“Numerous prospective students whom the university has admitted have written to the university stating that they will not attend the university because of your conduct, and at least two potential significant donors to the university have withheld previously promised donations,” Blake said. “The nearly unmanageable volume of venomous calls that the university has received — during this critical time in the academic year when prospective students are deciding where they want to attend college — compelled the university to consider turning off its phones in the days following your tweet, and we have real concerns that admitted students were unable to get through with questions.”
Blake added, “Despite my efforts to engage in a constructive dialogue with you in the hopes of making you more self-aware of the consequences of your actions, your course of conduct suggests to me that you are unable or unwilling to calibrate your actions to consider the damages that they cause to your university and all those who work so hard to advance the mission of the university.”
The American Association of University Professors "academic freedom policy" — the source for Drexel's guidelines — says that professors should “act responsibly, particularly where the speech has the potential to affect community safety and the right of all our community members to live, work, and learn in an environment free of undue harassment, hostility, or danger.”

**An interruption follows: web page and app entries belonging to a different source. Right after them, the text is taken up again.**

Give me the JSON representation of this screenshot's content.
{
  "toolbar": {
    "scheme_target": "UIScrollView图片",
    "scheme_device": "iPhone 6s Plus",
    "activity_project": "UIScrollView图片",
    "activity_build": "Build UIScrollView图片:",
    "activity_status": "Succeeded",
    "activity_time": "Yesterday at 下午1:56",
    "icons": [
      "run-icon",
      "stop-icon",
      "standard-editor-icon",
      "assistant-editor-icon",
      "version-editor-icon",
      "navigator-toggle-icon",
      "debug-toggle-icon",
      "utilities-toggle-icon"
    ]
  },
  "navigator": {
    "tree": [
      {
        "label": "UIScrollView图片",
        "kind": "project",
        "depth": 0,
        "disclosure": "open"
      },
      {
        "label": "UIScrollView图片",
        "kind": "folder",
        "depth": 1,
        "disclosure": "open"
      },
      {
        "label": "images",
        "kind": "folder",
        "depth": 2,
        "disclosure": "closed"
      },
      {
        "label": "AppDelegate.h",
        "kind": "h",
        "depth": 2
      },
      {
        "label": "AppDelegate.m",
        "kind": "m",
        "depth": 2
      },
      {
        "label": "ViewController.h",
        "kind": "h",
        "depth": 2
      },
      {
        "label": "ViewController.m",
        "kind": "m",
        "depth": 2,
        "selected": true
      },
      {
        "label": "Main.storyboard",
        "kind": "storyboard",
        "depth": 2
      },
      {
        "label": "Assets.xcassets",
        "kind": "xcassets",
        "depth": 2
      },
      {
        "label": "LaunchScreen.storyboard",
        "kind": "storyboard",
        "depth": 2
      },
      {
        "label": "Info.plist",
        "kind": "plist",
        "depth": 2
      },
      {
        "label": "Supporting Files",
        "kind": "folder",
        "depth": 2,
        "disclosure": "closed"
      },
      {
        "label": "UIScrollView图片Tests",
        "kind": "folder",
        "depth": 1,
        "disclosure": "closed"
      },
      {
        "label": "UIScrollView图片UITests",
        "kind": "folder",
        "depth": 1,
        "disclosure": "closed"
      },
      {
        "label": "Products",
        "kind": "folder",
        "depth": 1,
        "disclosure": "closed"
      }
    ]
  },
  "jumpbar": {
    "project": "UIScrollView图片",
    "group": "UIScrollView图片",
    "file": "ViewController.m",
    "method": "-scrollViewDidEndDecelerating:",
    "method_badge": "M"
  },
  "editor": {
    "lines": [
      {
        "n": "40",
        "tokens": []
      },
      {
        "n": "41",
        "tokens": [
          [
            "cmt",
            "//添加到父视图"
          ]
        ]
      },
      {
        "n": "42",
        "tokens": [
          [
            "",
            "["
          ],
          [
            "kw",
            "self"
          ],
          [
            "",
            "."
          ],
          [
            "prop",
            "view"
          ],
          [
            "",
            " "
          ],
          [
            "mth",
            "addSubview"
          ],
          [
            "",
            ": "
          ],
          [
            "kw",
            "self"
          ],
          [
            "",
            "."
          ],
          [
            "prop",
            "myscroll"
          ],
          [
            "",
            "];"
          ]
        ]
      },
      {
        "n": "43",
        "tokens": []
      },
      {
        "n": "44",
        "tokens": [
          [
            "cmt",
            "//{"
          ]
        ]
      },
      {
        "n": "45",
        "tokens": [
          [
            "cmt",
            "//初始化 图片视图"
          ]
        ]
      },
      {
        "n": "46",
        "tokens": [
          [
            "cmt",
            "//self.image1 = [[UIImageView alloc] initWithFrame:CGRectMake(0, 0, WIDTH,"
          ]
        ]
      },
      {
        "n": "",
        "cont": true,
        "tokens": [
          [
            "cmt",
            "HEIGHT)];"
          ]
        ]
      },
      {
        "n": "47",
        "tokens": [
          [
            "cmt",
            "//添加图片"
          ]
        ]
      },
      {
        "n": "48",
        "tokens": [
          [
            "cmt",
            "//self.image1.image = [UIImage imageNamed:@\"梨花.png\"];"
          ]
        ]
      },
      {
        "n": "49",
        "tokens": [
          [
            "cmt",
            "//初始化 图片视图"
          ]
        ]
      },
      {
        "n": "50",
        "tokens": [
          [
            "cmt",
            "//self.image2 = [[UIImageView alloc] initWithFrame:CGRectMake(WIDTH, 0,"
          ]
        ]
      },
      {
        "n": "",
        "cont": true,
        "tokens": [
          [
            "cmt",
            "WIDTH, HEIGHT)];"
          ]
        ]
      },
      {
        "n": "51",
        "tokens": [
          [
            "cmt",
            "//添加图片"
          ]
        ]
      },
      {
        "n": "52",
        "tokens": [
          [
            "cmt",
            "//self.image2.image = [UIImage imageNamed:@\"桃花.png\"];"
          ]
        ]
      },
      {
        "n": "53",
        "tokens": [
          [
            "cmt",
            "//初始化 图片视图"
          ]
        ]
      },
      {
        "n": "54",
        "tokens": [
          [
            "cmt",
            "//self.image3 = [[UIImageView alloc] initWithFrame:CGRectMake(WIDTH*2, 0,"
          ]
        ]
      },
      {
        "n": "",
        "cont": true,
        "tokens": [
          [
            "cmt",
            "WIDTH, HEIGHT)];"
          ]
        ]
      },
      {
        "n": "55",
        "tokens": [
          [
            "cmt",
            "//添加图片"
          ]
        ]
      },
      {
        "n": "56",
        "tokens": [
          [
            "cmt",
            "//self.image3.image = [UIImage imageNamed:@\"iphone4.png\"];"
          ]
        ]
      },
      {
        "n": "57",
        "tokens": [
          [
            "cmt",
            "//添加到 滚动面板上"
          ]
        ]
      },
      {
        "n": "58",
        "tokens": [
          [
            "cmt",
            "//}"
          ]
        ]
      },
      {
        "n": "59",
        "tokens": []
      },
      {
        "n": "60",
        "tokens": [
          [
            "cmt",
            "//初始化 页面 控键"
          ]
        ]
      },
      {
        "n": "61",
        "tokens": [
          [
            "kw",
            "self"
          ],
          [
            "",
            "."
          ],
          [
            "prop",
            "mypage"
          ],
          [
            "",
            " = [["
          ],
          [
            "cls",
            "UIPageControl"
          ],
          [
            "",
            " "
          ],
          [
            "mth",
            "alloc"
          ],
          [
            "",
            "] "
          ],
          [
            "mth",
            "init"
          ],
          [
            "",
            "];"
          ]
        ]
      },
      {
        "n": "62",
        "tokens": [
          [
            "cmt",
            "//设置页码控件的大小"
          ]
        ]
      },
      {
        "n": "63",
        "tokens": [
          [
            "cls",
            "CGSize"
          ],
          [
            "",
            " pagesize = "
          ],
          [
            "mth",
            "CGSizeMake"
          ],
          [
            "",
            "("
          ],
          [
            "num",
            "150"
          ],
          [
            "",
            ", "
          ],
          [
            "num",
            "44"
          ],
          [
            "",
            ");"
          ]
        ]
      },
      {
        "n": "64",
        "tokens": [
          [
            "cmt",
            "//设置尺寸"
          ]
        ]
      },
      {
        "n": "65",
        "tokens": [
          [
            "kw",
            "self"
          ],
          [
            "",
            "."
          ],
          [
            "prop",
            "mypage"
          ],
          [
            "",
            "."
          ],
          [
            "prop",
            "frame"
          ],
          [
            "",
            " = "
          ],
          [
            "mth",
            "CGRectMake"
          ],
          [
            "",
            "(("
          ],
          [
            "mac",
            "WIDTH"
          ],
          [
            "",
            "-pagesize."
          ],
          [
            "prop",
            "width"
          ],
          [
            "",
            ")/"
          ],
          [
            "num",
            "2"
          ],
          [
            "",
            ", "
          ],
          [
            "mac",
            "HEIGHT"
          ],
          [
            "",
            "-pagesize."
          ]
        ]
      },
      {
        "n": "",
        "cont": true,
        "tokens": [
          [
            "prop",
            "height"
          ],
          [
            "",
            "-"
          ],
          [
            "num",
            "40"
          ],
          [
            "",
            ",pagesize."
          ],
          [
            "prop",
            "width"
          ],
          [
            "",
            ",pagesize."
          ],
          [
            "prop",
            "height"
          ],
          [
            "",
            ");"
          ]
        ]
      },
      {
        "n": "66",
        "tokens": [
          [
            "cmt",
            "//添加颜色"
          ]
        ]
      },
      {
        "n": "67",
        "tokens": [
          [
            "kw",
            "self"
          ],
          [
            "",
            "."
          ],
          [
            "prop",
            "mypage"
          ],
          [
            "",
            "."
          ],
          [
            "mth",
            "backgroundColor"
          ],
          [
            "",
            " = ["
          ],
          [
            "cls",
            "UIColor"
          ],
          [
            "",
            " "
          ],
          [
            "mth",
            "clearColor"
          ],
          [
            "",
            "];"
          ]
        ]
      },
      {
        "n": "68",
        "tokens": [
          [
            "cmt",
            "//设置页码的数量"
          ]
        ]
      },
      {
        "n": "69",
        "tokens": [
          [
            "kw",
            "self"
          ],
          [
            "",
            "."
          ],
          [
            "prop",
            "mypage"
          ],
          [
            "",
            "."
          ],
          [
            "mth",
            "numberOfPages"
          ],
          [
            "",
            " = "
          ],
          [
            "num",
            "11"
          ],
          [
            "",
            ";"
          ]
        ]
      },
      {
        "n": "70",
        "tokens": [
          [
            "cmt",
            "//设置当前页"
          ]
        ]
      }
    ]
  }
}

Blake wrote that while tweets were "protected speech," Ciccariello has an obligation to “act responsibly, particularly where the speech has the potential to affect community safety and the right of all our community members to live, work and learn in an environment free of undue harassment, hostility or danger.”